The European Union’s General Data Protection Regulation (“GDPR”) is arguably the most comprehensive – and complex – data privacy regulation in the world. As companies prepare for the GDPR to go into force on May 25, 2018, there continues to be a great deal of confusion regarding the requirements of the GDPR.

To help address that confusion, Bryan Cave is publishing a multi-part series that discusses the questions most frequently asked by clients concerning the GDPR.

Question: Does a Company Need To Notify Impacted Individuals Every Time It Suffers A Data Breach?

Answer: No.

Notification to individuals is required if a personal data breach is likely to result in a “high risk” to the rights and freedoms of natural persons. In such situations, notification must be made without undue delay. It is worth noting that the threshold for notifying individuals is higher than for notifying regulators where notification is required unless te risk to individuals’ rights and freedoms is “unlikely.”

A communication to impacted individuals should be made as soon as reasonably feasible and in close cooperation with a supervisory authority.

Notification is not required, however, if:

(a) the data is encrypted or otherwise unreadable to an unauthorized party;

(b) the controller has immediately taken steps to ensure that the high risk to individuals is no longer likely to materialize, or

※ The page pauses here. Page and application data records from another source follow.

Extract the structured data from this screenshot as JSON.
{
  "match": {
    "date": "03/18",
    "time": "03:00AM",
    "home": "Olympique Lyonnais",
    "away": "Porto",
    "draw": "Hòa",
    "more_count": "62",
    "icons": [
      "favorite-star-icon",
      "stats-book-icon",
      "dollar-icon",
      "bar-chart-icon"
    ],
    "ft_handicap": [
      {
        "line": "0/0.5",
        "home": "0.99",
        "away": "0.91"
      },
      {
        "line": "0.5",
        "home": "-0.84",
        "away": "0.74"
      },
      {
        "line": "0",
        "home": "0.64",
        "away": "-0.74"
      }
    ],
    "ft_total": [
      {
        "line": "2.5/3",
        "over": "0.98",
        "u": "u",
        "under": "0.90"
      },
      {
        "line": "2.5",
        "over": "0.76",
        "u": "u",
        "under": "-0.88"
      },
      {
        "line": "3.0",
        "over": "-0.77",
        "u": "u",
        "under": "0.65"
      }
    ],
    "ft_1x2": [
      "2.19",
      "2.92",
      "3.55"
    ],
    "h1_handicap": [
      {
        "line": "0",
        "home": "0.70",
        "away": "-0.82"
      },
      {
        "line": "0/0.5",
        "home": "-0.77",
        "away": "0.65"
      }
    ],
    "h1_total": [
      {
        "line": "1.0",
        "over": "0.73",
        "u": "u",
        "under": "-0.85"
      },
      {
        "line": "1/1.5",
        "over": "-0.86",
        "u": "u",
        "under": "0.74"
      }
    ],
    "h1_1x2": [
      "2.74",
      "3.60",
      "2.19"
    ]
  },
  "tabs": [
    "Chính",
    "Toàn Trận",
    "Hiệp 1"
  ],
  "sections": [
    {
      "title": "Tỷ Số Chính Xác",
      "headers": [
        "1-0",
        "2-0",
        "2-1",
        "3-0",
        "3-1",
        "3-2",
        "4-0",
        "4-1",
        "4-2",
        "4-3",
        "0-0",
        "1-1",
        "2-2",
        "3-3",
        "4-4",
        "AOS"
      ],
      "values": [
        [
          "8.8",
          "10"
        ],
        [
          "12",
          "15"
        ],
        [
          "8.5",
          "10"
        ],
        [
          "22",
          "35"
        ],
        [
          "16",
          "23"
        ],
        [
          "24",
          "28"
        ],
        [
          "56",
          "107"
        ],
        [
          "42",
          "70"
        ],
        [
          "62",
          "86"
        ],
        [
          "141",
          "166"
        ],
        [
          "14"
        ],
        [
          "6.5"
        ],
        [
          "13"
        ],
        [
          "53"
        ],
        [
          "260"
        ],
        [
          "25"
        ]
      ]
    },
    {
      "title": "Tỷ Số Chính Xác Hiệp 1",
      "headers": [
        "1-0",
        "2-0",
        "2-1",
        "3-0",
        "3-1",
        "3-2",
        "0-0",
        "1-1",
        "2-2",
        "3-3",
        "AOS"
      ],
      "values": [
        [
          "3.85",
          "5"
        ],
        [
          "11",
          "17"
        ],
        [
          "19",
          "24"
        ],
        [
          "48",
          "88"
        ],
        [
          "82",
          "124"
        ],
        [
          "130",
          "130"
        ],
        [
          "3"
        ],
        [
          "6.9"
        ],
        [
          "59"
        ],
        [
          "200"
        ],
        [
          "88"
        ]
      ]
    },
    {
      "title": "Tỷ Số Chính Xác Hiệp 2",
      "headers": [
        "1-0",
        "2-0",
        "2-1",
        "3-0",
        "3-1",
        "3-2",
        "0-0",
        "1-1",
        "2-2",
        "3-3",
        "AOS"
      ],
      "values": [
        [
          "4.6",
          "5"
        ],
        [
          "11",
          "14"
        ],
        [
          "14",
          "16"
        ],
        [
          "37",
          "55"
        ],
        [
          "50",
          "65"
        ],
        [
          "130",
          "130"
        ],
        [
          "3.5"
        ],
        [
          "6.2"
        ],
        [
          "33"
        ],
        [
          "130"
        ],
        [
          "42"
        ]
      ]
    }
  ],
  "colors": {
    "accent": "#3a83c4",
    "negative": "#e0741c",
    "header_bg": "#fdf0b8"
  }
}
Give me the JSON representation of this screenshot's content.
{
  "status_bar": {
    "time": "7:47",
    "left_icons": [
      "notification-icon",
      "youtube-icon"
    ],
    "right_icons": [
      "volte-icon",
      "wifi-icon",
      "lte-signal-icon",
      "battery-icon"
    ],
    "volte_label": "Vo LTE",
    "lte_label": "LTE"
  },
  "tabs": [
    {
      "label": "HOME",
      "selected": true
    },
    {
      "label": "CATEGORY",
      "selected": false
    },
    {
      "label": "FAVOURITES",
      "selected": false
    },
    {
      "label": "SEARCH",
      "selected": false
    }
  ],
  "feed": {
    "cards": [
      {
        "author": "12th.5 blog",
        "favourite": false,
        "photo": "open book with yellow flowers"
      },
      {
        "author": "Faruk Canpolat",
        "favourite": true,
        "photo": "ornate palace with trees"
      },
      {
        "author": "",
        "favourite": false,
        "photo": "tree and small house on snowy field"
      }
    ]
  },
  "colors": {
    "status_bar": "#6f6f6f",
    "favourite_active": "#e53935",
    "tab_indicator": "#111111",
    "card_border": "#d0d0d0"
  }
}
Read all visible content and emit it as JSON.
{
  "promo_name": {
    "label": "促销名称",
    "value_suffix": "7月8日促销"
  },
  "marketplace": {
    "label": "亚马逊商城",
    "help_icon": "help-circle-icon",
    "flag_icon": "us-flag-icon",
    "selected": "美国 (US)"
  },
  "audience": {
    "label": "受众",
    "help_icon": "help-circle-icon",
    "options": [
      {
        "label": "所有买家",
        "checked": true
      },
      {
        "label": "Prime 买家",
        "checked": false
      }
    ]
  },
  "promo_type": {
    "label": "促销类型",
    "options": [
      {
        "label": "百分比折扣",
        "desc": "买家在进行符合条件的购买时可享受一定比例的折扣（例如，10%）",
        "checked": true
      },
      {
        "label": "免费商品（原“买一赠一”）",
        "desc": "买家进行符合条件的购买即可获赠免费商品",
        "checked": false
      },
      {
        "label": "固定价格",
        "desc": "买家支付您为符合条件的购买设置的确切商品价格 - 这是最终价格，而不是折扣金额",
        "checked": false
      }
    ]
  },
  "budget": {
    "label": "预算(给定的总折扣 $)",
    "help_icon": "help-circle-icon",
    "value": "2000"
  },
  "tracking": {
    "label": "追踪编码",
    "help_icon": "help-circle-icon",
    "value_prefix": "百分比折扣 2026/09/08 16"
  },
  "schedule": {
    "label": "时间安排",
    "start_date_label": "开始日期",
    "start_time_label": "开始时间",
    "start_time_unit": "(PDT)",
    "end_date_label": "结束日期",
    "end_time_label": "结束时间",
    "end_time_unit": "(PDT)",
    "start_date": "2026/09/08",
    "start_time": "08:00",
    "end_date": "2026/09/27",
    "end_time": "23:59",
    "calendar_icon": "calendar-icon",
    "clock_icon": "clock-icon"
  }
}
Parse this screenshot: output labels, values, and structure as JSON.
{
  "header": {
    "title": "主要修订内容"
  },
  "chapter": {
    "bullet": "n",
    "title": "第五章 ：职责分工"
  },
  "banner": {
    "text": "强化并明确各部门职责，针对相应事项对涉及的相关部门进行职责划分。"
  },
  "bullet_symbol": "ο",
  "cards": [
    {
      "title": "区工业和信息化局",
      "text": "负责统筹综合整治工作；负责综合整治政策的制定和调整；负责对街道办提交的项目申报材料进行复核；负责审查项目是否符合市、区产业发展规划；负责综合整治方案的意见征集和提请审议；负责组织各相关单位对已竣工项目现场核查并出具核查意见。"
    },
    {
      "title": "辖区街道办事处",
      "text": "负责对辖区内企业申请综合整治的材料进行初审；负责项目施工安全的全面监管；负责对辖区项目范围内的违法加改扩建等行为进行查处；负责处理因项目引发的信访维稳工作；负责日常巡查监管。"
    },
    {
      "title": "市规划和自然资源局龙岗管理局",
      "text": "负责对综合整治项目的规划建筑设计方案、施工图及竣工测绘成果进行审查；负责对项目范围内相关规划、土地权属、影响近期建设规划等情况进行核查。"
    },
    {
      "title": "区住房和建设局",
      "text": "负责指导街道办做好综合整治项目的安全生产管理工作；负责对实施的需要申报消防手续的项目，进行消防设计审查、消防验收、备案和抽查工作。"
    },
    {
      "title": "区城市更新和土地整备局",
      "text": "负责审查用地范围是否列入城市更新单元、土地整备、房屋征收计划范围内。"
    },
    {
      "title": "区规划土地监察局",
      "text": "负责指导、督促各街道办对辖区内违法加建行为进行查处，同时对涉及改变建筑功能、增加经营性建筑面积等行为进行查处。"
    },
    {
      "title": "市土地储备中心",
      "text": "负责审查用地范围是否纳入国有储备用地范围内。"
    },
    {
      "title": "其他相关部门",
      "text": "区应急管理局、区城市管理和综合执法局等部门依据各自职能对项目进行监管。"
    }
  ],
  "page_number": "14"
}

(c) notification would take a disproportionate effort where, for example, the contact information is unknown, in which case public notification must be made.